## [What is needed]
For the entries below, state how many lines contain the word "data" and add nothing else.

━━━ Records for this task

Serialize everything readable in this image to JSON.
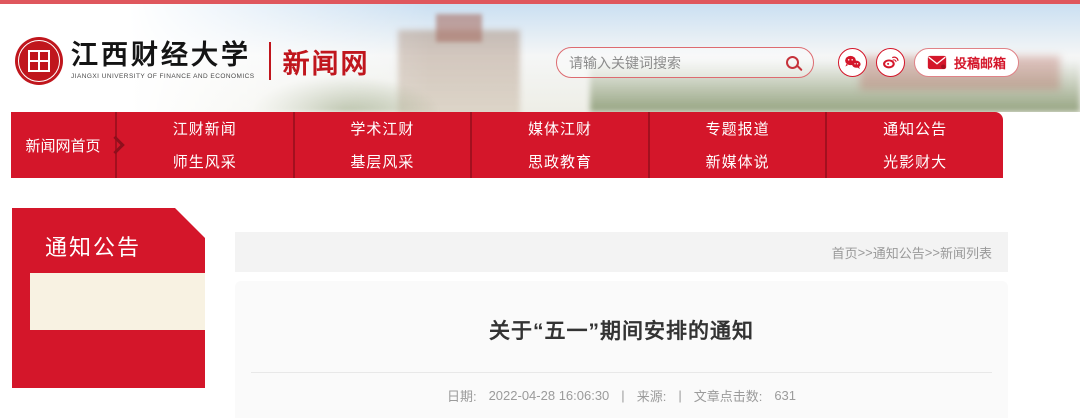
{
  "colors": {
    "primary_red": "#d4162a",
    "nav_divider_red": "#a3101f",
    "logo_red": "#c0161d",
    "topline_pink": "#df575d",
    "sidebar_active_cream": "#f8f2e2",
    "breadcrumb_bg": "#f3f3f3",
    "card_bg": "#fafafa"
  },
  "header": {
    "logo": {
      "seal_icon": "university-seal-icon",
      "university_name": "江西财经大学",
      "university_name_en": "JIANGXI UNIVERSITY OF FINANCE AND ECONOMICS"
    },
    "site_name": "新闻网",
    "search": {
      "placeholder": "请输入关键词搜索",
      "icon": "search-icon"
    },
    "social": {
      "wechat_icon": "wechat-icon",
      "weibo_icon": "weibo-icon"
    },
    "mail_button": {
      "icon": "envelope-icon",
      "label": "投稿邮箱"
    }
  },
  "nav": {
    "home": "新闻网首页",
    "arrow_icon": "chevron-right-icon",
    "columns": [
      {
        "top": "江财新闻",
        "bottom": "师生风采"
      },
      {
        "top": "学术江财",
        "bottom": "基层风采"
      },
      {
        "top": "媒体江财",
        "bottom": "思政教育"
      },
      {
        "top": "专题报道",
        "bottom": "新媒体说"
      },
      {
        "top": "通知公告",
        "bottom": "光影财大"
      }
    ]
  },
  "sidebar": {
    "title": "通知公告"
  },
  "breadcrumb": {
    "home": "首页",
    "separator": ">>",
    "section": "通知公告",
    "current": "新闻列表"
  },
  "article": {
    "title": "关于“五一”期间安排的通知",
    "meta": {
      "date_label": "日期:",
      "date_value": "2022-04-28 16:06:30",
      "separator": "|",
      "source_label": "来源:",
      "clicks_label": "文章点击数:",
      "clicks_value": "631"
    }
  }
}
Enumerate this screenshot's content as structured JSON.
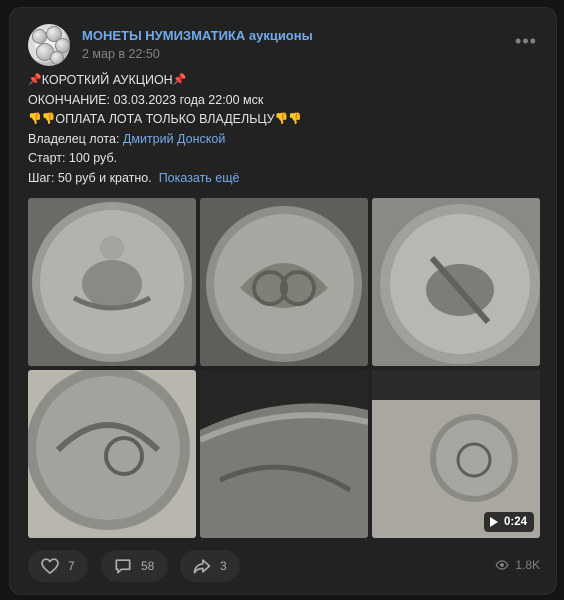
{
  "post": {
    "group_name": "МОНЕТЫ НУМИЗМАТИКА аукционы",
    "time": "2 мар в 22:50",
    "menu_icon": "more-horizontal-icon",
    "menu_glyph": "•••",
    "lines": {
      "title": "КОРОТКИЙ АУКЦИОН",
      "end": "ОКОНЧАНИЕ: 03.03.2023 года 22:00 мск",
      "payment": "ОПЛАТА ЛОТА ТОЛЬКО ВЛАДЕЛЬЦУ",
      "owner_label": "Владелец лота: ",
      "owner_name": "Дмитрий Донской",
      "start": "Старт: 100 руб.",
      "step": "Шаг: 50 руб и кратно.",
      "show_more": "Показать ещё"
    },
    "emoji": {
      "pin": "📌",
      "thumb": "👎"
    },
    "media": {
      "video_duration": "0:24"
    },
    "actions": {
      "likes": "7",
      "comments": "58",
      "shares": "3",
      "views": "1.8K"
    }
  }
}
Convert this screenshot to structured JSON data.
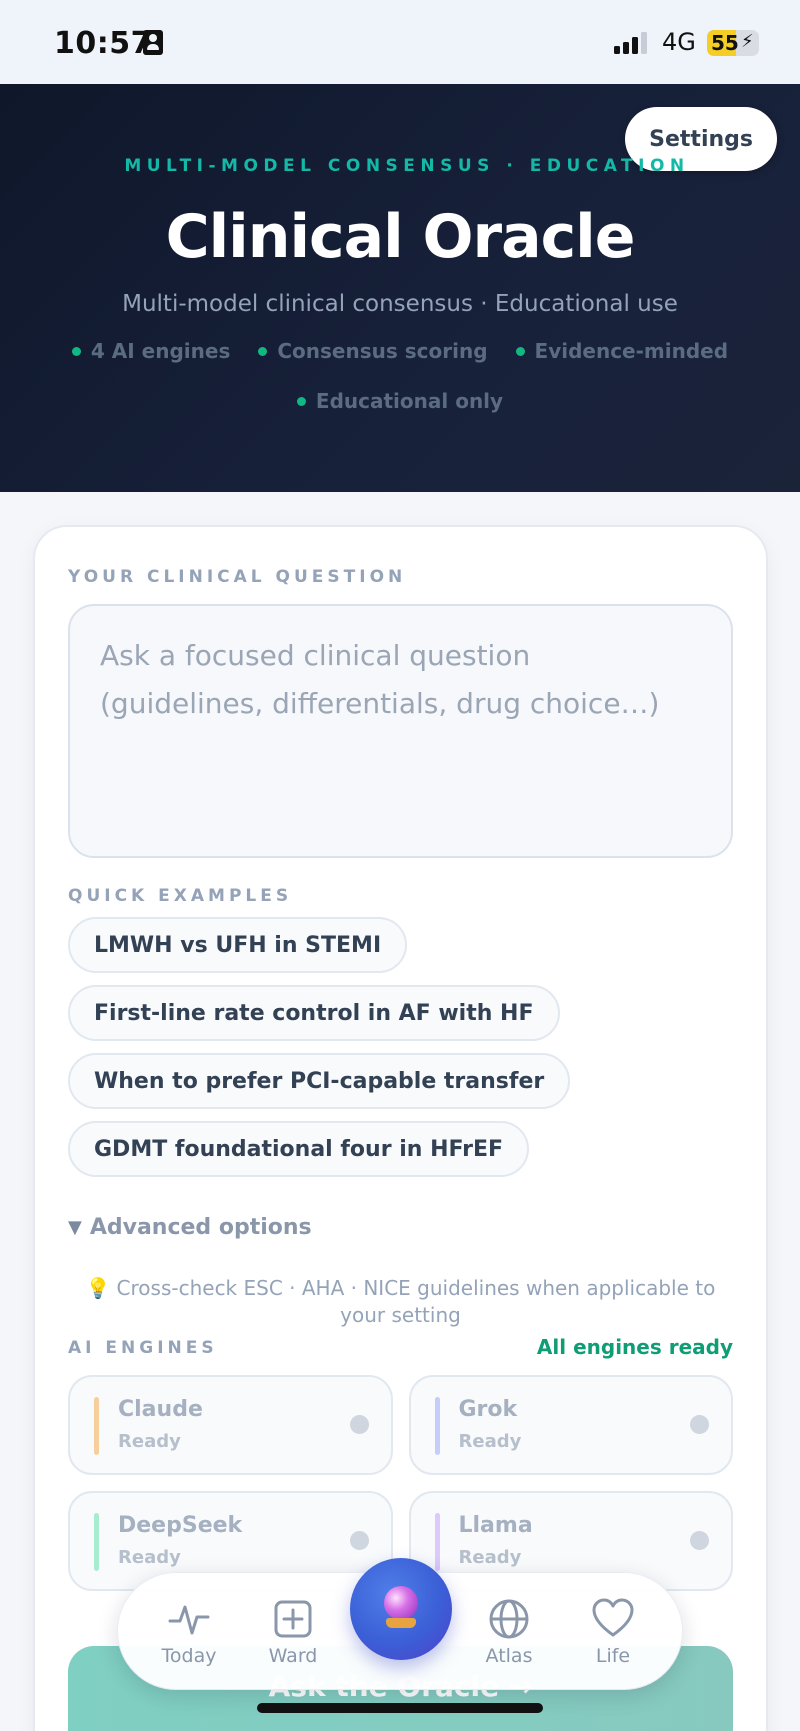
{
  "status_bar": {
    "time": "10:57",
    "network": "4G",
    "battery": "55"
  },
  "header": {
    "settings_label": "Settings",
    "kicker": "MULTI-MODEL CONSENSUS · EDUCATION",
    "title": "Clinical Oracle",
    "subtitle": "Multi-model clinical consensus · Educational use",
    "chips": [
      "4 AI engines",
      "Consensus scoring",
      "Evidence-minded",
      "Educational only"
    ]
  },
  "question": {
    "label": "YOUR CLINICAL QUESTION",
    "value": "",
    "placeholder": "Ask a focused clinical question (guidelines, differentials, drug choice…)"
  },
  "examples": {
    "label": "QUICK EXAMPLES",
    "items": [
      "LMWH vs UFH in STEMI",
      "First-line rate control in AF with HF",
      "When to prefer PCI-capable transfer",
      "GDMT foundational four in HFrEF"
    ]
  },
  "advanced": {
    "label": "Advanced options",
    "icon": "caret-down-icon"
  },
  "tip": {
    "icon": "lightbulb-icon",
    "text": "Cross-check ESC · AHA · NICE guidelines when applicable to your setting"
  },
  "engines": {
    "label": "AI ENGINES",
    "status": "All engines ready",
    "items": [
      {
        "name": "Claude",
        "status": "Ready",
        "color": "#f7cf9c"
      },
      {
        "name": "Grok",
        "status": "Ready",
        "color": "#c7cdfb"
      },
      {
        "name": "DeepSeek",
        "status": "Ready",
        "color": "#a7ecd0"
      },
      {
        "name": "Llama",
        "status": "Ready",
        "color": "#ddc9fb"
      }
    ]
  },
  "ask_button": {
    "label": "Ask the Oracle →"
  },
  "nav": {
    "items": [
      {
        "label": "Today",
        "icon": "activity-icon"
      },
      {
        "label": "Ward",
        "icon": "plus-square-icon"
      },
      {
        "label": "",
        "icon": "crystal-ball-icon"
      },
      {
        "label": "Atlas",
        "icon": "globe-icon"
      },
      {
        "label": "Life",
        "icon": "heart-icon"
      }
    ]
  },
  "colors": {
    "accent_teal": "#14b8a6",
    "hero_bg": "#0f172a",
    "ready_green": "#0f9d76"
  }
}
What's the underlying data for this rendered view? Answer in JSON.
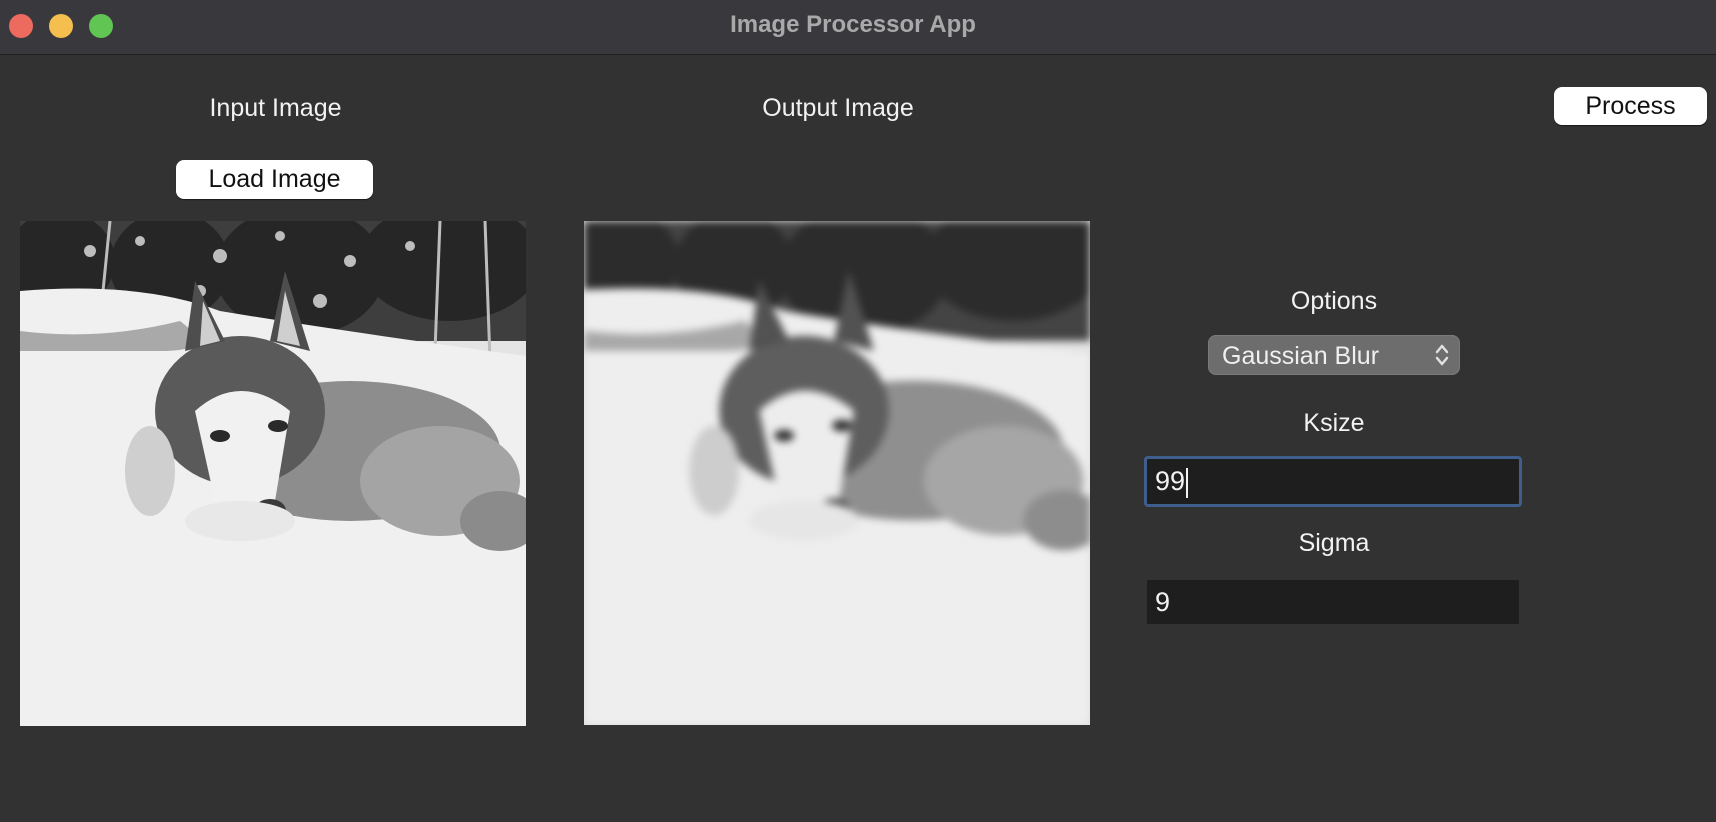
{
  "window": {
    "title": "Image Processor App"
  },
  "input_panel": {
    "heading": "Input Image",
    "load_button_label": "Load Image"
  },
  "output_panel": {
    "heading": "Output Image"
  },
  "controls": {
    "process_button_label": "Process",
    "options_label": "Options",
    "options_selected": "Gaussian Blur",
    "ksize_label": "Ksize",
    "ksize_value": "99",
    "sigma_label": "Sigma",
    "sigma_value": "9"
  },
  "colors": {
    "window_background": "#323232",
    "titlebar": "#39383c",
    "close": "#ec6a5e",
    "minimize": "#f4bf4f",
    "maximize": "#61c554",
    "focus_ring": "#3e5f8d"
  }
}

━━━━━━

## [Task output]
2